The State Department’s first-ever Special Representative to Muslim Communities, appointed by Hillary Clinton in 2009, is leaving her post, Secretary of State John Kerry announced today.
“Farah [Pandith]’s legacy is an extraordinary record of thoughtfulness, balance, and sheer guts and determination. Anyone who’s work with Farah will note her uncommon ability to bring people of different backgrounds together. I’ve seen that commitment firsthand in her pioneering work to reach out to countries with both Muslim majorities and minorities,” Kerry said.
“For Farah, this isn’t just a career. It’s her life’s passion. It’s in her DNA as a first-generation immigrant who achieved historic firsts for America, from changing the way our Embassies engage with Muslim communities in Europe to getting a Quran placed in the White House Library.”
Pandith, a Muslim born in Kashmir who worked on the National Security Council in the George W. Bush administration, is leaving to become a fellow at Harvard.
“On so many issues, Farah Pandith has been a trailblazer and a visionary. She traveled to more than 80 countries and launched critically important youth programs, including Generation Change, Viral Peace, and the Hours Against Hate campaign,” Kerry continued.
“I am deeply grateful for Farah’s invaluable contributions as our Special Representative to Muslim Communities and wish her and her family well as she pursues an exciting new opportunity at Harvard University’s Institute of Politics.

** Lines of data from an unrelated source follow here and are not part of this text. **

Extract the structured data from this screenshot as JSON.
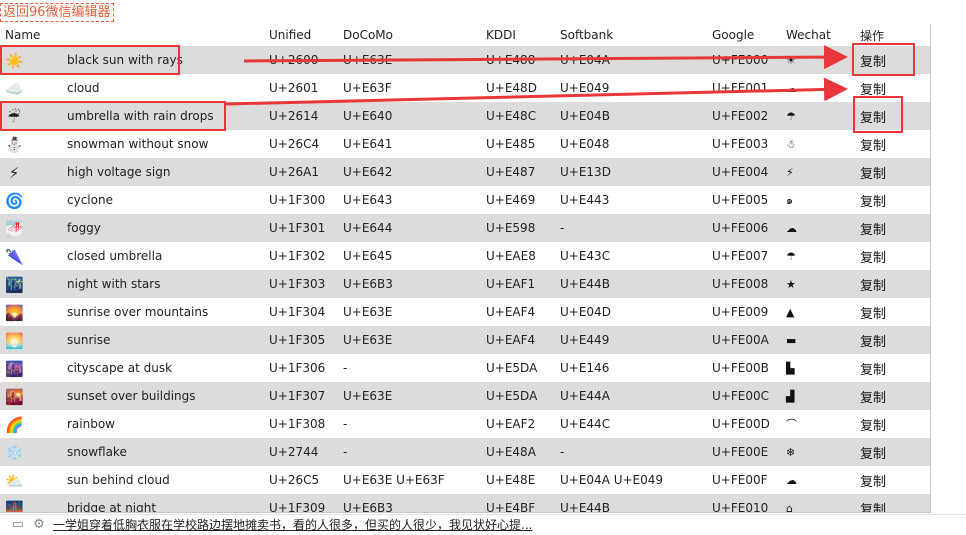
{
  "back_link": "返回96微信编辑器",
  "columns": [
    "Name",
    "Unified",
    "DoCoMo",
    "KDDI",
    "Softbank",
    "Google",
    "Wechat",
    "操作"
  ],
  "copy_label": "复制",
  "highlight_color": "#e8373b",
  "rows": [
    {
      "icon": "☀️",
      "name": "black sun with rays",
      "unified": "U+2600",
      "docomo": "U+E63E",
      "kddi": "U+E488",
      "softbank": "U+E04A",
      "google": "U+FE000",
      "wechat": "☀"
    },
    {
      "icon": "☁️",
      "name": "cloud",
      "unified": "U+2601",
      "docomo": "U+E63F",
      "kddi": "U+E48D",
      "softbank": "U+E049",
      "google": "U+FE001",
      "wechat": "☁"
    },
    {
      "icon": "☔",
      "name": "umbrella with rain drops",
      "unified": "U+2614",
      "docomo": "U+E640",
      "kddi": "U+E48C",
      "softbank": "U+E04B",
      "google": "U+FE002",
      "wechat": "☂"
    },
    {
      "icon": "⛄",
      "name": "snowman without snow",
      "unified": "U+26C4",
      "docomo": "U+E641",
      "kddi": "U+E485",
      "softbank": "U+E048",
      "google": "U+FE003",
      "wechat": "☃"
    },
    {
      "icon": "⚡",
      "name": "high voltage sign",
      "unified": "U+26A1",
      "docomo": "U+E642",
      "kddi": "U+E487",
      "softbank": "U+E13D",
      "google": "U+FE004",
      "wechat": "⚡"
    },
    {
      "icon": "🌀",
      "name": "cyclone",
      "unified": "U+1F300",
      "docomo": "U+E643",
      "kddi": "U+E469",
      "softbank": "U+E443",
      "google": "U+FE005",
      "wechat": "๑"
    },
    {
      "icon": "🌁",
      "name": "foggy",
      "unified": "U+1F301",
      "docomo": "U+E644",
      "kddi": "U+E598",
      "softbank": "-",
      "google": "U+FE006",
      "wechat": "☁"
    },
    {
      "icon": "🌂",
      "name": "closed umbrella",
      "unified": "U+1F302",
      "docomo": "U+E645",
      "kddi": "U+EAE8",
      "softbank": "U+E43C",
      "google": "U+FE007",
      "wechat": "☂"
    },
    {
      "icon": "🌃",
      "name": "night with stars",
      "unified": "U+1F303",
      "docomo": "U+E6B3",
      "kddi": "U+EAF1",
      "softbank": "U+E44B",
      "google": "U+FE008",
      "wechat": "★"
    },
    {
      "icon": "🌄",
      "name": "sunrise over mountains",
      "unified": "U+1F304",
      "docomo": "U+E63E",
      "kddi": "U+EAF4",
      "softbank": "U+E04D",
      "google": "U+FE009",
      "wechat": "▲"
    },
    {
      "icon": "🌅",
      "name": "sunrise",
      "unified": "U+1F305",
      "docomo": "U+E63E",
      "kddi": "U+EAF4",
      "softbank": "U+E449",
      "google": "U+FE00A",
      "wechat": "▬"
    },
    {
      "icon": "🌆",
      "name": "cityscape at dusk",
      "unified": "U+1F306",
      "docomo": "-",
      "kddi": "U+E5DA",
      "softbank": "U+E146",
      "google": "U+FE00B",
      "wechat": "▙"
    },
    {
      "icon": "🌇",
      "name": "sunset over buildings",
      "unified": "U+1F307",
      "docomo": "U+E63E",
      "kddi": "U+E5DA",
      "softbank": "U+E44A",
      "google": "U+FE00C",
      "wechat": "▟"
    },
    {
      "icon": "🌈",
      "name": "rainbow",
      "unified": "U+1F308",
      "docomo": "-",
      "kddi": "U+EAF2",
      "softbank": "U+E44C",
      "google": "U+FE00D",
      "wechat": "⌒"
    },
    {
      "icon": "❄️",
      "name": "snowflake",
      "unified": "U+2744",
      "docomo": "-",
      "kddi": "U+E48A",
      "softbank": "-",
      "google": "U+FE00E",
      "wechat": "❄"
    },
    {
      "icon": "⛅",
      "name": "sun behind cloud",
      "unified": "U+26C5",
      "docomo": "U+E63E U+E63F",
      "kddi": "U+E48E",
      "softbank": "U+E04A U+E049",
      "google": "U+FE00F",
      "wechat": "☁"
    },
    {
      "icon": "🌉",
      "name": "bridge at night",
      "unified": "U+1F309",
      "docomo": "U+E6B3",
      "kddi": "U+E4BF",
      "softbank": "U+E44B",
      "google": "U+FE010",
      "wechat": "⌂"
    }
  ],
  "status_bar": {
    "camera_icon": "camera-icon",
    "gear_icon": "gear-icon",
    "news_text": "一学姐穿着低胸衣服在学校路边摆地摊卖书，看的人很多，但买的人很少，我见状好心提..."
  }
}
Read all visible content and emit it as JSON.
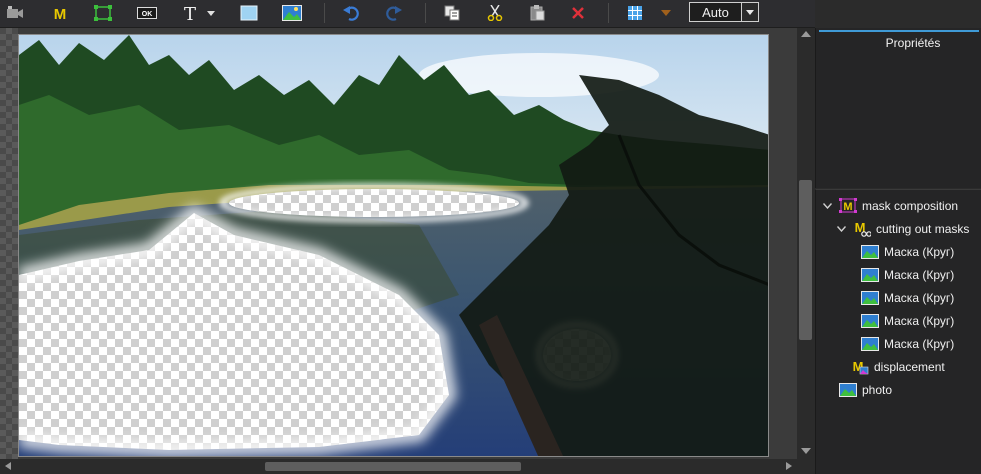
{
  "toolbar": {
    "zoom_value": "Auto",
    "icons": [
      "video-camera-icon",
      "mask-m-icon",
      "selection-rect-icon",
      "ok-button-icon",
      "text-tool-icon",
      "dropdown-arrow-icon",
      "rectangle-icon",
      "image-icon",
      "undo-icon",
      "redo-icon",
      "copy-icon",
      "cut-icon",
      "paste-icon",
      "delete-icon",
      "grid-icon",
      "color-dropdown-icon"
    ]
  },
  "properties": {
    "tab_label": "Propriétés"
  },
  "tree": {
    "items": [
      {
        "label": "mask composition",
        "level": 0,
        "expanded": true
      },
      {
        "label": "cutting out masks",
        "level": 1,
        "expanded": true
      },
      {
        "label": "Маска (Круг)",
        "level": 2
      },
      {
        "label": "Маска (Круг)",
        "level": 2
      },
      {
        "label": "Маска (Круг)",
        "level": 2
      },
      {
        "label": "Маска (Круг)",
        "level": 2
      },
      {
        "label": "Маска (Круг)",
        "level": 2
      },
      {
        "label": "displacement",
        "level": 1
      },
      {
        "label": "photo",
        "level": 0
      }
    ]
  },
  "colors": {
    "accent_blue": "#3f9ad6",
    "delete_red": "#e0303a",
    "mask_icon_yellow": "#e8c800"
  }
}
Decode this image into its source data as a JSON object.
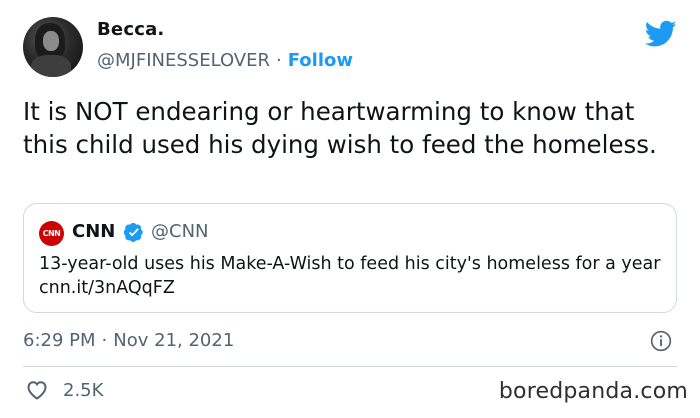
{
  "author": {
    "name": "Becca.",
    "handle": "@MJFINESSELOVER",
    "separator": "·",
    "follow_label": "Follow"
  },
  "tweet": {
    "text": "It is NOT endearing or heartwarming to know that this child used his dying wish to feed the homeless."
  },
  "quoted_tweet": {
    "logo_text": "CNN",
    "name": "CNN",
    "handle": "@CNN",
    "text": "13-year-old uses his Make-A-Wish to feed his city's homeless for a year cnn.it/3nAQqFZ"
  },
  "meta": {
    "time": "6:29 PM",
    "separator": "·",
    "date": "Nov 21, 2021"
  },
  "engagement": {
    "likes": "2.5K"
  },
  "watermark": "boredpanda.com",
  "colors": {
    "brand_blue": "#1d9bf0",
    "cnn_red": "#cc0000",
    "secondary_text": "#536471"
  },
  "icons": [
    "twitter-bird-icon",
    "verified-badge-icon",
    "info-icon",
    "heart-icon"
  ]
}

After Farah’s departure, her deputy, Adnan Kifayat, will serve as the acting Special Representative until a permanent replacement is named.”